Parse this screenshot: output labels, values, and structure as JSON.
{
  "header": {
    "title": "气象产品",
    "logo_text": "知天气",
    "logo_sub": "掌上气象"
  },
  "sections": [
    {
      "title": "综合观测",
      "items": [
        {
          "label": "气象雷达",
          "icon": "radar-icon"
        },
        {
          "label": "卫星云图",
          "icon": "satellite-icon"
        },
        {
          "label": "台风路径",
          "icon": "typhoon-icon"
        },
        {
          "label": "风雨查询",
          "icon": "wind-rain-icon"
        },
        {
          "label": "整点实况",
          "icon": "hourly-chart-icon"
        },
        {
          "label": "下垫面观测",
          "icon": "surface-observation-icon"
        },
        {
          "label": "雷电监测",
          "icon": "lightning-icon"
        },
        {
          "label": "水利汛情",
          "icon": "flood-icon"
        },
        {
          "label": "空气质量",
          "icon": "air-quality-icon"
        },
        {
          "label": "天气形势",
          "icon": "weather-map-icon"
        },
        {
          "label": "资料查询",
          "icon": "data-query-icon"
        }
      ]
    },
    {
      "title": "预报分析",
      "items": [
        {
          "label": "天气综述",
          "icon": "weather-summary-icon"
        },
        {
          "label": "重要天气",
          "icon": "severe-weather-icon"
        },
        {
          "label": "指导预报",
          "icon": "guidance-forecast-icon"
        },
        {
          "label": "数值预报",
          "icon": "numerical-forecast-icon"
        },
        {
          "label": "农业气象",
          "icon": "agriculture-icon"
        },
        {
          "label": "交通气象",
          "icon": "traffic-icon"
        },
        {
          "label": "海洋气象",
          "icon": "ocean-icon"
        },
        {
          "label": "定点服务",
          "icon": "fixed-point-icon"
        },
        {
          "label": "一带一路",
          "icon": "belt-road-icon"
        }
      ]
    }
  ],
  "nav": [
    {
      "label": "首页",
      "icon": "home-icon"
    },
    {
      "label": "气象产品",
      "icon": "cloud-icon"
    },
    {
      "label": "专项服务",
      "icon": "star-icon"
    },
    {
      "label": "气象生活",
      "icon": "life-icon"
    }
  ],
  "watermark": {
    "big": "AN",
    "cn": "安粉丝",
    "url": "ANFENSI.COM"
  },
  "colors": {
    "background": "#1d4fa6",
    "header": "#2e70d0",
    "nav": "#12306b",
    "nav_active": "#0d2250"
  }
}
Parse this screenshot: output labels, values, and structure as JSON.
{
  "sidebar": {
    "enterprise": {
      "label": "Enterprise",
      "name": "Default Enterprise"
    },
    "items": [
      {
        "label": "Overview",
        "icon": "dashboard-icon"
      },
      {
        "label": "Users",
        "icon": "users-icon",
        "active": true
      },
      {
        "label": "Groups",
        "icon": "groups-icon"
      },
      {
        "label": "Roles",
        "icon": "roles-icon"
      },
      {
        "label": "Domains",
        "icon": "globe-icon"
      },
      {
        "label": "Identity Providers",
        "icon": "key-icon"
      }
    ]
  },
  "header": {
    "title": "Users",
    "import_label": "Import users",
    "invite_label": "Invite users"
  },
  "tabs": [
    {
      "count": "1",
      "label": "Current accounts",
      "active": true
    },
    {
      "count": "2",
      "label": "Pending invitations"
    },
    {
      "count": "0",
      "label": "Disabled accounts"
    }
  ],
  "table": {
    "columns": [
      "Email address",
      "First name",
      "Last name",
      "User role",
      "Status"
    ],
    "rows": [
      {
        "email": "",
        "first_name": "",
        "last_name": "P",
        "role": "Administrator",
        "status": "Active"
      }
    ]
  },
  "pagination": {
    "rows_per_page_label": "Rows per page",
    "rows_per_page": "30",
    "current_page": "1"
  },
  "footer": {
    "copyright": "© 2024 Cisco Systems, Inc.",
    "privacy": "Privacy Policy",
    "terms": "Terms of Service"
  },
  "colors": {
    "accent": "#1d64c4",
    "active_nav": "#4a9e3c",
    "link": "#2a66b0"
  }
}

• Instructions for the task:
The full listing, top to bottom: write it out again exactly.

• Answer for the task:
Parse this screenshot: output labels, values, and structure as JSON.
{
  "header": {
    "title": "气象产品",
    "logo_text": "知天气",
    "logo_sub": "掌上气象"
  },
  "sections": [
    {
      "title": "综合观测",
      "items": [
        {
          "label": "气象雷达",
          "icon": "radar-icon"
        },
        {
          "label": "卫星云图",
          "icon": "satellite-icon"
        },
        {
          "label": "台风路径",
          "icon": "typhoon-icon"
        },
        {
          "label": "风雨查询",
          "icon": "wind-rain-icon"
        },
        {
          "label": "整点实况",
          "icon": "hourly-chart-icon"
        },
        {
          "label": "下垫面观测",
          "icon": "surface-observation-icon"
        },
        {
          "label": "雷电监测",
          "icon": "lightning-icon"
        },
        {
          "label": "水利汛情",
          "icon": "flood-icon"
        },
        {
          "label": "空气质量",
          "icon": "air-quality-icon"
        },
        {
          "label": "天气形势",
          "icon": "weather-map-icon"
        },
        {
          "label": "资料查询",
          "icon": "data-query-icon"
        }
      ]
    },
    {
      "title": "预报分析",
      "items": [
        {
          "label": "天气综述",
          "icon": "weather-summary-icon"
        },
        {
          "label": "重要天气",
          "icon": "severe-weather-icon"
        },
        {
          "label": "指导预报",
          "icon": "guidance-forecast-icon"
        },
        {
          "label": "数值预报",
          "icon": "numerical-forecast-icon"
        },
        {
          "label": "农业气象",
          "icon": "agriculture-icon"
        },
        {
          "label": "交通气象",
          "icon": "traffic-icon"
        },
        {
          "label": "海洋气象",
          "icon": "ocean-icon"
        },
        {
          "label": "定点服务",
          "icon": "fixed-point-icon"
        },
        {
          "label": "一带一路",
          "icon": "belt-road-icon"
        }
      ]
    }
  ],
  "nav": [
    {
      "label": "首页",
      "icon": "home-icon"
    },
    {
      "label": "气象产品",
      "icon": "cloud-icon"
    },
    {
      "label": "专项服务",
      "icon": "star-icon"
    },
    {
      "label": "气象生活",
      "icon": "life-icon"
    }
  ],
  "watermark": {
    "big": "AN",
    "cn": "安粉丝",
    "url": "ANFENSI.COM"
  },
  "colors": {
    "background": "#1d4fa6",
    "header": "#2e70d0",
    "nav": "#12306b",
    "nav_active": "#0d2250"
  }
}
Parse this screenshot: output labels, values, and structure as JSON.
{
  "sidebar": {
    "enterprise": {
      "label": "Enterprise",
      "name": "Default Enterprise"
    },
    "items": [
      {
        "label": "Overview",
        "icon": "dashboard-icon"
      },
      {
        "label": "Users",
        "icon": "users-icon",
        "active": true
      },
      {
        "label": "Groups",
        "icon": "groups-icon"
      },
      {
        "label": "Roles",
        "icon": "roles-icon"
      },
      {
        "label": "Domains",
        "icon": "globe-icon"
      },
      {
        "label": "Identity Providers",
        "icon": "key-icon"
      }
    ]
  },
  "header": {
    "title": "Users",
    "import_label": "Import users",
    "invite_label": "Invite users"
  },
  "tabs": [
    {
      "count": "1",
      "label": "Current accounts",
      "active": true
    },
    {
      "count": "2",
      "label": "Pending invitations"
    },
    {
      "count": "0",
      "label": "Disabled accounts"
    }
  ],
  "table": {
    "columns": [
      "Email address",
      "First name",
      "Last name",
      "User role",
      "Status"
    ],
    "rows": [
      {
        "email": "",
        "first_name": "",
        "last_name": "P",
        "role": "Administrator",
        "status": "Active"
      }
    ]
  },
  "pagination": {
    "rows_per_page_label": "Rows per page",
    "rows_per_page": "30",
    "current_page": "1"
  },
  "footer": {
    "copyright": "© 2024 Cisco Systems, Inc.",
    "privacy": "Privacy Policy",
    "terms": "Terms of Service"
  },
  "colors": {
    "accent": "#1d64c4",
    "active_nav": "#4a9e3c",
    "link": "#2a66b0"
  }
}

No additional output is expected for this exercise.